Component data from apps and pages
>>>>

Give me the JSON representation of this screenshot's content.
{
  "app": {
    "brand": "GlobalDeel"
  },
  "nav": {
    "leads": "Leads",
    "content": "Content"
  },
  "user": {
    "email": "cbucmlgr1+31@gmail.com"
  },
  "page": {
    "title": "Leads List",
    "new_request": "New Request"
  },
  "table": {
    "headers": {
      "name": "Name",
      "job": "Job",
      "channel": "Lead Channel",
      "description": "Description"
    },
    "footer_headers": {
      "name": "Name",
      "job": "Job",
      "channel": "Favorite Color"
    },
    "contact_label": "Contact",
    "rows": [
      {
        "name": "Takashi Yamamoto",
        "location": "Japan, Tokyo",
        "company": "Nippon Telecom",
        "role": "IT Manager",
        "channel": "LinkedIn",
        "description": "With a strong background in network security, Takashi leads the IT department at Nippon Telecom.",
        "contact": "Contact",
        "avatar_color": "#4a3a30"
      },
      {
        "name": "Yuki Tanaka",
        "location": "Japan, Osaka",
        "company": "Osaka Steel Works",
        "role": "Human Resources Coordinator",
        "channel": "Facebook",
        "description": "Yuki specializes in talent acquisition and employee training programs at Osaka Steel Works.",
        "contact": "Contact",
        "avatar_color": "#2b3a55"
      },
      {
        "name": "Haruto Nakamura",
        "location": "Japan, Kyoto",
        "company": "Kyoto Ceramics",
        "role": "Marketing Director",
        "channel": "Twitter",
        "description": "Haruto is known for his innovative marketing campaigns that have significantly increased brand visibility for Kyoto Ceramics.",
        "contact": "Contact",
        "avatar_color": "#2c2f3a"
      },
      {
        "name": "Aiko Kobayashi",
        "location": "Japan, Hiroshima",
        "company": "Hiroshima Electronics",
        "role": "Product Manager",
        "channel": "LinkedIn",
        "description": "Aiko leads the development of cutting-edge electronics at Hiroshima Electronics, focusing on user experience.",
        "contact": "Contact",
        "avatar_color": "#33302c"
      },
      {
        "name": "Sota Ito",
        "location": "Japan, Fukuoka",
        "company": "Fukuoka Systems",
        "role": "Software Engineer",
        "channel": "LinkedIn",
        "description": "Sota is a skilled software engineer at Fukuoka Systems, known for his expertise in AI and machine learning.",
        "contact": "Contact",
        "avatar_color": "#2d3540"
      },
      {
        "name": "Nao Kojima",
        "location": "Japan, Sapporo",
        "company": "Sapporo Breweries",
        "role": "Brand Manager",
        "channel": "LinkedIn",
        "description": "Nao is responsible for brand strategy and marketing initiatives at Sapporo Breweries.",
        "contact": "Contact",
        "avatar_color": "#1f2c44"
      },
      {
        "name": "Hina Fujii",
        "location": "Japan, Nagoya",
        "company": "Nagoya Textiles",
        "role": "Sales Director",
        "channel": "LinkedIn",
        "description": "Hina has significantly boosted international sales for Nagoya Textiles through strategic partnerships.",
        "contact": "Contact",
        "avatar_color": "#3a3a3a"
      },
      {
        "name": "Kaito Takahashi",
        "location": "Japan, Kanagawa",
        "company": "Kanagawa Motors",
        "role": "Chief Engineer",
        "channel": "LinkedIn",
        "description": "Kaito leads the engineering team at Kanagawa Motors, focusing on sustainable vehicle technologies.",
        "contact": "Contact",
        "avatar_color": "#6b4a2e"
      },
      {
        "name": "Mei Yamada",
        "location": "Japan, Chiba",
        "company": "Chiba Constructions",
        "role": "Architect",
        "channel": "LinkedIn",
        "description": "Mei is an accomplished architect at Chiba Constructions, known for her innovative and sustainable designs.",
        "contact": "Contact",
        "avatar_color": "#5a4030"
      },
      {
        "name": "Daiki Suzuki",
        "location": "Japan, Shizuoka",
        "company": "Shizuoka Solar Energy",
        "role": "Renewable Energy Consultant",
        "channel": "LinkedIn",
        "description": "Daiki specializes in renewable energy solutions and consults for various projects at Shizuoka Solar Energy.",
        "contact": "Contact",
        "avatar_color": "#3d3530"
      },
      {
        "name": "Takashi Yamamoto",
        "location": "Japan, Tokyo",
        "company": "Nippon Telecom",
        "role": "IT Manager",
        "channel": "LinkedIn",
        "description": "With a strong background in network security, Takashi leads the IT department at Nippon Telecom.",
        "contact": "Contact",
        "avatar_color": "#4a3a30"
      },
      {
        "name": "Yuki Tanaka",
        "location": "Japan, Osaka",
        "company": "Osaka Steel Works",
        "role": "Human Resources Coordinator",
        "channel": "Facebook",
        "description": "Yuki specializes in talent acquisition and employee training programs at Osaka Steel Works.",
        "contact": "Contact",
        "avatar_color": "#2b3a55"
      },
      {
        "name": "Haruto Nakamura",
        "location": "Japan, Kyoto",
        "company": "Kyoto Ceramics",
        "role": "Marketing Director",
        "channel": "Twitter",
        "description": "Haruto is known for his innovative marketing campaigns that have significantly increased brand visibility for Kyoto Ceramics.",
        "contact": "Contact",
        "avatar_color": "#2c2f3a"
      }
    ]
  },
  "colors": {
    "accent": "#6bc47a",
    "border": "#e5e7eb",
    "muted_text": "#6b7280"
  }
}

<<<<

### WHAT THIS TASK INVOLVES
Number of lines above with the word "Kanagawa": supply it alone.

### EXPECTED OUTPUT
3